ATR International is headquartered in Silicon Valley, which means those who work here have been fortunate to experience first-hand the amazing success the Golden State Warriors have had the last few years, including winning back-to-back NBA Championships. Full disclosure, I am a huge Warriors fan and ATR has also partnered with the Warriors Foundation on charitable endeavors.
That said, What I’m writing about here isn’t the result of bias or being a fan. Championship teams make people ask – how did they do it? And, can we do it too? I think that’s true of any champion.
Competitors certainly study what they do, but other teams aren’t the only ones interested. We’re interested. Creating a great team in business is just as critical.
At ATR, we’re in the staffing business, so we have two reasons we want to learn the secrets to the team’s success. To build a great team ourselves and to help our clients build better teams as well.
The truth is though – there really aren’t any secrets.
There are many things that successful teams do that business people can too. It isn’t necessarily easy but it’s very possible. They don’t guarantee a championship (there are no guarantees in life!) but they make success more likely. Plus, business isn’t a game with only one winner. We can all build championship teams!
So, what can we learn from the champions?
Hiring great people makes for a great team.
First and foremost, having the right players is critical. Great teams are not assembled accidentally. Countless hours of thought and planning goes into it. They know what skills they need, and they look for them. They’re constantly aware of the market place and who is or will become available. They court highly talented players. They follow college players and scout other leagues to find talent. They make big deals and pay big money for superstars. They make great bargain acquisitions. They sign amazing veterans. They hire great coaches like Steve Kerr.
Business needs to do the same thing. Think strategically. Know what talent you need and hire it. Hire superstars when you need to. The Warriors had Steph Curry and went out and signed Kevin Durant too. In the offseason they’ve inspired envy and anger as they continued to make moves like this. Build strategically though. Look for talented people who fit your team’s vision and culture. Hire diamonds in the rough, and get great value for your money, but be willing to act quickly and invest appropriately when necessary.
Every team member is important.

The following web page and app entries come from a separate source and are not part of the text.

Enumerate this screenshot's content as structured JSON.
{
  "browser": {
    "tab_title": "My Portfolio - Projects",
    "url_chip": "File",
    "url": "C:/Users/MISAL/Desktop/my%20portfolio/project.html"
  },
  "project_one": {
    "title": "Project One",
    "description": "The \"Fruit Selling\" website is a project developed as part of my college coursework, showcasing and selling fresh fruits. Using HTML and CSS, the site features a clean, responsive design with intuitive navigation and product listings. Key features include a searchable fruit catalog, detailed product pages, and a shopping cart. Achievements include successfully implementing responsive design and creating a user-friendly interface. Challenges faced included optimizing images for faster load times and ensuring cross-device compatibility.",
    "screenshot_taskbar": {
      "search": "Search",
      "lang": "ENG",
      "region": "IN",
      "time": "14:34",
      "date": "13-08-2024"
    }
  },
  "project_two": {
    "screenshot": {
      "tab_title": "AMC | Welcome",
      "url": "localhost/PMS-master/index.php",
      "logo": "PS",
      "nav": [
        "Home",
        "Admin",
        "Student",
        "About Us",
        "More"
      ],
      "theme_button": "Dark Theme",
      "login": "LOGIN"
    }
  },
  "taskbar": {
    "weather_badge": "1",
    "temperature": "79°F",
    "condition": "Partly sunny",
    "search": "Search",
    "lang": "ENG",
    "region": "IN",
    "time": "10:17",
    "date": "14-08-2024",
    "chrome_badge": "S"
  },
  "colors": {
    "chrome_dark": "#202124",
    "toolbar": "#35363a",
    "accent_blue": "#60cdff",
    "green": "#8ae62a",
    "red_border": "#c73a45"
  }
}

If you look carefully at any championship team you’ll find that the bench, a veteran, a rookie, or someone who came as an afterthought in a trade for a superstar contributes in important, often game winning ways. There are also many others who support the players behind the scene, e.g., coaches, trainers, scouts, management. No one succeeds as an island or is more important than another team member.
This is a lesson that any business team can absorb. What good is an awesome product without a good website that customers can reliably order it from? Or the best software if there are no salespeople to find clients? Make sure everyone understands how their job matters to the overall success of the company. Make sure everyone feels valuable – because they are. Everyone needs to do their job and do it well. Teams win, not individuals.
Great teammates make great teams.
Being a great teammate isn’t just congratulating each other after scoring. It’s being encouraging when things go wrong. It’s leadership at practice, working hard every day, and being prepared for every game. It’s having the right attitude. When Steph Curry was hurt he became the team cheerleader, energizing those on the court from his seat on the bench. It’s helping others get better rather than assigning blame. It’s giving and taking feedback and advice, no matter how successful you are. Curry wasn’t always a star and was mentored by many on his journey. He returns that favor, for example helping Quinn Cook adjust to his first playoff appearances.
Does your team do that? Do you have employees who help each other succeed? Do your managers help new team members? Are your veterans open to new ideas? Do you encourage this kind of behavior? Do you model it? You should. Being supportive of colleagues, sharing knowledge freely, and helping out when and where needed are just as important as being a brilliant coder. Encourage and reward supportive behavior and you’ll have a more successful team.
Champions never give up. They don’t quit.
This may seem obvious because great comebacks happen plenty in sports but for that very reason it’s easy to overlook the importance of this. Champions don’t win because they don’t have bad times – it’s precisely because they overcome adversity that they become champions. The Warriors did not have an easy season last year. They seemed out of sync and lackluster and just made the playoffs. Steph Curry was plagued by injury. Even in the playoffs they were almost routinely down during games, frequently heading into the second half trailing, by a lot. But they pulled it together. Others stepped in to pick up the injury slack. They repeatedly pulled off amazing, even historic comebacks. And, well, we know how it worked out in the end.
Business teams need to do the same, to foster this kind of attitude and behavior. Make sure you hire people who have the emotional IQ to weather the inevitable frustrations. Hire people who have demonstrated the ability to work under the pressures of deadlines and project milestones. Hire those who don’t get ruffled when challenges arise, instead they find solutions. Championship business teams are made of these individuals.
As I said, I’ve been focused on the Warriors because I love them! They’re my team! But take a look at any championship team, in any sport, and you’ll see the same things. Whether it’s my NBA Warriors, the World Cup team from France, the current MLB teams vying for the World Series crown, or whichever sport and team you root for, there are plenty of examples for those of us in business to learn from. Let’s go champions!